English lighting falaisgs to celebrate bonfire of EU clean-air regulations

From our Brexit correspondent

The people of Saddleworth Moor in the North (The real North, not Scotland), are celebrating taking back control of their country from the EU Federal Super United States of Europe by adopting an old tradition from the North (not the real North) of Scotland.

Residents of the Lancashire area have been revelling in this ancient Gaelic tradition called a falaisg (pronounced Phall-us-chkkkk) which sees large swathes of moor land set alight each year to provide grazing and fresh growth for game birds to feed on.  However, the practice has become restricted in recent years due to environmental regulations brought in by the EU Commission.

Local Brexit enthusiast, Geoffrey Kendall, said, “When I found out that the EU had banned these heather fires, I thought to myself who are these bureaucrats to tell us, the Great British Public who were are and what parts of our country we can’t set on fire.
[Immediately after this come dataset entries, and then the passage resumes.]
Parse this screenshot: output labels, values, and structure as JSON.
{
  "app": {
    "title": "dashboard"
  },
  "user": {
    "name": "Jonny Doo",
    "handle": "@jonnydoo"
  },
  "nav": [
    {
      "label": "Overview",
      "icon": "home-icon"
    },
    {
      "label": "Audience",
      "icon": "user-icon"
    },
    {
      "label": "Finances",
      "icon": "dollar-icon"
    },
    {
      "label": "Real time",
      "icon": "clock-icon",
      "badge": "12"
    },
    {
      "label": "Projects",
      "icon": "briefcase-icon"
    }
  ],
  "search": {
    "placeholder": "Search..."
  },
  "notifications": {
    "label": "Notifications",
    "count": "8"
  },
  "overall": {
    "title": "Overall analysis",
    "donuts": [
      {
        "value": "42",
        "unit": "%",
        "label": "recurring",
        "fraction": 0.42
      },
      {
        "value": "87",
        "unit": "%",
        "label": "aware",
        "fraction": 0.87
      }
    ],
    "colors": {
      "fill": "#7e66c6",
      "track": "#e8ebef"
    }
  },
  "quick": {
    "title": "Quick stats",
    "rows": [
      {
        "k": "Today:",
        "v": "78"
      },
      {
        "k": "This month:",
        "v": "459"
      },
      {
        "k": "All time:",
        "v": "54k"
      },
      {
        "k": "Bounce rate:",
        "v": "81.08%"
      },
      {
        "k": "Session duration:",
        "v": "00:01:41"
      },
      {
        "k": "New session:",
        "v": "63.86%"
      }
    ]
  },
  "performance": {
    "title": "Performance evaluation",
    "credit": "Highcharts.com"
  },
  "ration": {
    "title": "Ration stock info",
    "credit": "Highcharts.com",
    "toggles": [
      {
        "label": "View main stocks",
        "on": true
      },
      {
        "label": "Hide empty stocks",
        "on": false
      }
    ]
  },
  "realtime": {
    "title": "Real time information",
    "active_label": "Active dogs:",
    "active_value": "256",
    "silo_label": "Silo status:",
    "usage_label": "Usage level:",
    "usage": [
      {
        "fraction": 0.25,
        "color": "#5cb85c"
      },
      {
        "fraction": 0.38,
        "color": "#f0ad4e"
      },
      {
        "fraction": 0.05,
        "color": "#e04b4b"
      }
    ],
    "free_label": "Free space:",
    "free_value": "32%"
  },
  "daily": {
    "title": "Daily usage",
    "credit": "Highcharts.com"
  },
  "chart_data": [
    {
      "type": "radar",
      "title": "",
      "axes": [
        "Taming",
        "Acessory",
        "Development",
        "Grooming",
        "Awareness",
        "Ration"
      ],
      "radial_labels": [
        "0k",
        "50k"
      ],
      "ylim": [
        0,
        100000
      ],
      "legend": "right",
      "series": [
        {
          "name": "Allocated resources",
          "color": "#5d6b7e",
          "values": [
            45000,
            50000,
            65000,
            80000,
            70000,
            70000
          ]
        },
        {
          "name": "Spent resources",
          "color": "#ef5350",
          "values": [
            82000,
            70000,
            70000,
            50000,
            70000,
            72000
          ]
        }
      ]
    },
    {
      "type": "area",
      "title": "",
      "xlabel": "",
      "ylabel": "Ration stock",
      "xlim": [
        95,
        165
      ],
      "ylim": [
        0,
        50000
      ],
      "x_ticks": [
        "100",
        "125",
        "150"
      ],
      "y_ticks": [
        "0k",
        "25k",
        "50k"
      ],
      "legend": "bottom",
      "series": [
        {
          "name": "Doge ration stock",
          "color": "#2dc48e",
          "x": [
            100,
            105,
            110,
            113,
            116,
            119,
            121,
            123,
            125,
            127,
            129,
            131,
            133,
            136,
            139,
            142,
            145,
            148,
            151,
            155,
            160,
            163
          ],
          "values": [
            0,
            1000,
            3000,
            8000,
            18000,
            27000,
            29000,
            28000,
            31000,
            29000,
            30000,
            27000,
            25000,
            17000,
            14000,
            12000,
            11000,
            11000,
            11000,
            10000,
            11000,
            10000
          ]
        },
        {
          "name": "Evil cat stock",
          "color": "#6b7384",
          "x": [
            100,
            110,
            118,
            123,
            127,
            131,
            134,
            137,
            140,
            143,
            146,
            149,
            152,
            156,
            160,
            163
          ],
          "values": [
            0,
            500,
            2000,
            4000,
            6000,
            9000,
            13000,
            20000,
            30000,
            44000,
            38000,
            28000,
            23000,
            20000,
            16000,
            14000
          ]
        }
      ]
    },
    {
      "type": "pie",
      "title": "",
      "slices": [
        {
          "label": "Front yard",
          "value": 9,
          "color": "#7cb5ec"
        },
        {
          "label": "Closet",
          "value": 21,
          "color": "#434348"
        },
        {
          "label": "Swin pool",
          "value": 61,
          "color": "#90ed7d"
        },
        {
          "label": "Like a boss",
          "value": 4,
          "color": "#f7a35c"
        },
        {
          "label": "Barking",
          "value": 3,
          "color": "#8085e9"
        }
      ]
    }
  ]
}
So I got my pyro nephew Mickey to set a couple of them up the moor.  We have plenty money now we aren’t paying for so much of that red tape in Brussels so the firefighters can keep at it as long as they need to, so Mickey and his mate Dave have been setting some fresh ones.”*

The Saddleworth falaisg has been going for a good while now, but this new found enthusiasm is however not reflected by Geoffrey’s cousin Jeffrey who lives in the South End of Skye. “No, can’t be doing with these old falaisgs me, any time the local crofters start one I’m straight on the blower to the Old Bill.”




*Editors fourth wall breaking note – some nutters down there are actually going out and doing this.